PG&E Corporation and its subsidiary, Pacific Gas and Electric Company (PG&E), today filed a disclosure document with the Securities and Exchange Commission reporting that they expect that the federal government will bring criminal charges against the utility in connection with the 2010 San Bruno natural gas transmission pipeline accident.
The coany has been in discussions with the U.S. Attorney’s Office in an effort to reach a fair resolution of the federal investigation related to San Bruno. PG&E welcomes continued dialogue toward a resolution, but now expects that the U.S. Attorney will charge that PG&E’s past operating practices violated the federal Pipeline Safety Act in areas such as record keeping, pipeline integrity management and identification of pipeline threats.
PG&E Chairman and CEO Tony Earley, who was brought in to lead PG&E in 2011 after the San Bruno accident, said:
“San Bruno was a tragic accident that caused a great deal of pain for many people. We’re accountable for that and make no excuses. Most of all, we are deeply sorry. We have worked hard to do the right thing for victims, their families and the community, and we will continue to do so. We’ve learned the tragic lesson of San Bruno that safety must always come first. Toward this end, we’ve implemented enormous change here at PG&E. We’re working to transform this 100-plus-year-old natural gas system into the safest and most reliable in America. In support of this, we’ve committed $2.7 billion of shareholders’ money to date and we’re making excellent operational progress. We have more work to do and we intend to do it right.”
PG&E believes that criminal charges are not merited and that PG&E employees did not intentionally violate the federal Pipeline Safety Act. The company believes that, even where mistakes were made, employees were acting in good faith to provide customers with safe, reliable, affordable, clean energy. The company pledged to maintain its strong focus on safety during what is expected to be a lengthy legal process.

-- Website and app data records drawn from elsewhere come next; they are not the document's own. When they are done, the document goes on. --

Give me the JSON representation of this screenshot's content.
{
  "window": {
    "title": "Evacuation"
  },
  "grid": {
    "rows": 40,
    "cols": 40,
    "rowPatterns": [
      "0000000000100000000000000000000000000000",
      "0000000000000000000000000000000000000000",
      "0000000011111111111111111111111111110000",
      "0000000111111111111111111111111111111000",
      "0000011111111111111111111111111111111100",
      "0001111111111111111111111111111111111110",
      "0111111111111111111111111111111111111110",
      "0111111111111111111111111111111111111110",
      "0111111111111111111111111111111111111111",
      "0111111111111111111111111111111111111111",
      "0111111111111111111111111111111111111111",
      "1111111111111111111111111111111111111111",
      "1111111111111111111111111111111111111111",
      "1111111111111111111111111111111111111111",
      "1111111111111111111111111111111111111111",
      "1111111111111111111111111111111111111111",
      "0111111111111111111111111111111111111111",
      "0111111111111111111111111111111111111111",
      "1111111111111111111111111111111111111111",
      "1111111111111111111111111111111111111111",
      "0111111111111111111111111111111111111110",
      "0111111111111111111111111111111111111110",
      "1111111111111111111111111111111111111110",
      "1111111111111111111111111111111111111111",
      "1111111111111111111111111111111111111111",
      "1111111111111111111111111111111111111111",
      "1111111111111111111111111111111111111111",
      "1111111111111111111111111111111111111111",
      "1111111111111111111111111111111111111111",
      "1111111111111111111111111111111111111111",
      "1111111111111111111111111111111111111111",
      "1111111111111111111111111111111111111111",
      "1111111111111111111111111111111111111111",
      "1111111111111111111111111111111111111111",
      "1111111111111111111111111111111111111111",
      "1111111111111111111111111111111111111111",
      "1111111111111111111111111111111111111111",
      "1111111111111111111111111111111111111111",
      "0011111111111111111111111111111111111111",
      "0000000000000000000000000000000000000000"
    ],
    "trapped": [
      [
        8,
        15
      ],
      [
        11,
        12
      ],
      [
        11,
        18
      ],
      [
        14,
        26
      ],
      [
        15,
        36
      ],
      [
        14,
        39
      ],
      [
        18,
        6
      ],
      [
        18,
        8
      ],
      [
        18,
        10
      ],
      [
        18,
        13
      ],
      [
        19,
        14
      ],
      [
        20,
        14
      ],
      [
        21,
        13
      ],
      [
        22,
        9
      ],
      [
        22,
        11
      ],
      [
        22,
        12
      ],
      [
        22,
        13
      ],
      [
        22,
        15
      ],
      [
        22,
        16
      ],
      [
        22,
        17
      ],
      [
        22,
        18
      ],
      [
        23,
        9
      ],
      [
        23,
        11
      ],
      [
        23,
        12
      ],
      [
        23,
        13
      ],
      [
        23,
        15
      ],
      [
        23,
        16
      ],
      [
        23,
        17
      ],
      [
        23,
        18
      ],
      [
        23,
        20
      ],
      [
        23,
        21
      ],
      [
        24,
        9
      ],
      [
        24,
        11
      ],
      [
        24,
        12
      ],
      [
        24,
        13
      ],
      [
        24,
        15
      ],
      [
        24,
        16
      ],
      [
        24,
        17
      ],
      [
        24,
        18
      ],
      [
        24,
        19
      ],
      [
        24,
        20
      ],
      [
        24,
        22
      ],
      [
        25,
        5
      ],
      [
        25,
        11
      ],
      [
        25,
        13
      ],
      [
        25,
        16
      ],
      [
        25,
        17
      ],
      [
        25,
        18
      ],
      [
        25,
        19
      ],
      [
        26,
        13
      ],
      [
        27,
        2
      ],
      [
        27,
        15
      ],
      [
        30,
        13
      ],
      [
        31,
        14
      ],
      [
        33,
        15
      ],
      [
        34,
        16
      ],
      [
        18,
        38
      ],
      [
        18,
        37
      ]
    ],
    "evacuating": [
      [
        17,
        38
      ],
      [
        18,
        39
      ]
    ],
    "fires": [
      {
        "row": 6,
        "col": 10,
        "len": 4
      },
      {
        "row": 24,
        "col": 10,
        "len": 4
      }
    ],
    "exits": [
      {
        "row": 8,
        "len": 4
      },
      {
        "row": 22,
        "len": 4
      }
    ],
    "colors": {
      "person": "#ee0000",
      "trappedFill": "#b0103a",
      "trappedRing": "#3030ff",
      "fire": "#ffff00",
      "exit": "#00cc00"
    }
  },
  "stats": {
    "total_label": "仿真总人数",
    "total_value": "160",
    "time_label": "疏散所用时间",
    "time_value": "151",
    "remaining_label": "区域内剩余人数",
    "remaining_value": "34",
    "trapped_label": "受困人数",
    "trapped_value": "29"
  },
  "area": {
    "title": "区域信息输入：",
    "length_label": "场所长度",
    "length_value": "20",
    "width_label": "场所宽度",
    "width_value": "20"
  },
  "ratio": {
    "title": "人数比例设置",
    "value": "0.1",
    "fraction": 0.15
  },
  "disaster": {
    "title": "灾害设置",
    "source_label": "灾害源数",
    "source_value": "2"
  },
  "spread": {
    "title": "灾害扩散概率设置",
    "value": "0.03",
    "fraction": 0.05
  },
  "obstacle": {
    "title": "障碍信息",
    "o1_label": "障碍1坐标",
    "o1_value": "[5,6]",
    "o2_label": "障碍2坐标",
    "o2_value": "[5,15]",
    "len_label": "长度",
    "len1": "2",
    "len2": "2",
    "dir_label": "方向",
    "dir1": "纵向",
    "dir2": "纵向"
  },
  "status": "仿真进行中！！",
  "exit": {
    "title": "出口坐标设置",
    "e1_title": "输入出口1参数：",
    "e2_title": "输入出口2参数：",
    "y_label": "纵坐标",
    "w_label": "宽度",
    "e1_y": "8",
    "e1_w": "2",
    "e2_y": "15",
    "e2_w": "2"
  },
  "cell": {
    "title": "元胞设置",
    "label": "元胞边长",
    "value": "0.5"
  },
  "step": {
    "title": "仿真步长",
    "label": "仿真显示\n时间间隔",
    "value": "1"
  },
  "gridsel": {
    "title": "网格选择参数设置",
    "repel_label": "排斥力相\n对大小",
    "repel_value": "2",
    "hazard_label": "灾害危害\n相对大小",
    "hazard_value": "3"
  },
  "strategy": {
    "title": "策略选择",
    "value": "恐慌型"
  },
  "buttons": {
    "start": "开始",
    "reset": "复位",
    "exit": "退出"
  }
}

Progress since San Bruno Accident
Following the San Bruno accident, California adopted new pipeline safety standards that are the most rigorous in the nation. PG&E is making excellent progress toward meeting or exceeding these new standards as well as toward completing implementation of recommendations by the National Transportation Safety Board.
Among the actions the company has taken are:
- Committed to spend $2.7 billion of shareholder money to fund safety-related work
- Completed nine of the 12 safety recommendations made by the National Transportation Safety Board; of the three remaining recommendations, the NTSB considers PG&E’s progress “open-acceptable response,” which means acceptable pending completion
- Opened a state-of-the art gas control center in August 2013
- Validated the maximum allowable operating pressure for all 6,750 miles of gas transmission pipelines
- Converted more than 3.5 million paper records going back 50 years and added them to PG&E’s new Geographic Information System so field technicians have improved access to data
- Strength-tested or validated prior strength testing for 657 miles of transmission pipeline
- Replaced 127 miles of pipeline
- Retrofitted 268 miles of pipeline to accommodate in-line inspections
- Installed 134 automated valves on gas transmission pipelines
In addition, PG&E made structural changes, separating the gas and electric businesses to ensure an appropriate focus on safety, and brought in a new management team to run the gas operations business.
The company has settled claims amounting to nearly $500 million with the victims and families of the San Bruno accident, established a $50 million trust for the City of San Bruno for costs related to recovery and contributed $70 million to support the city’s and community’s recovery efforts.
For additional information and ongoing updates on this issue, please visit www.PGEresponds.com.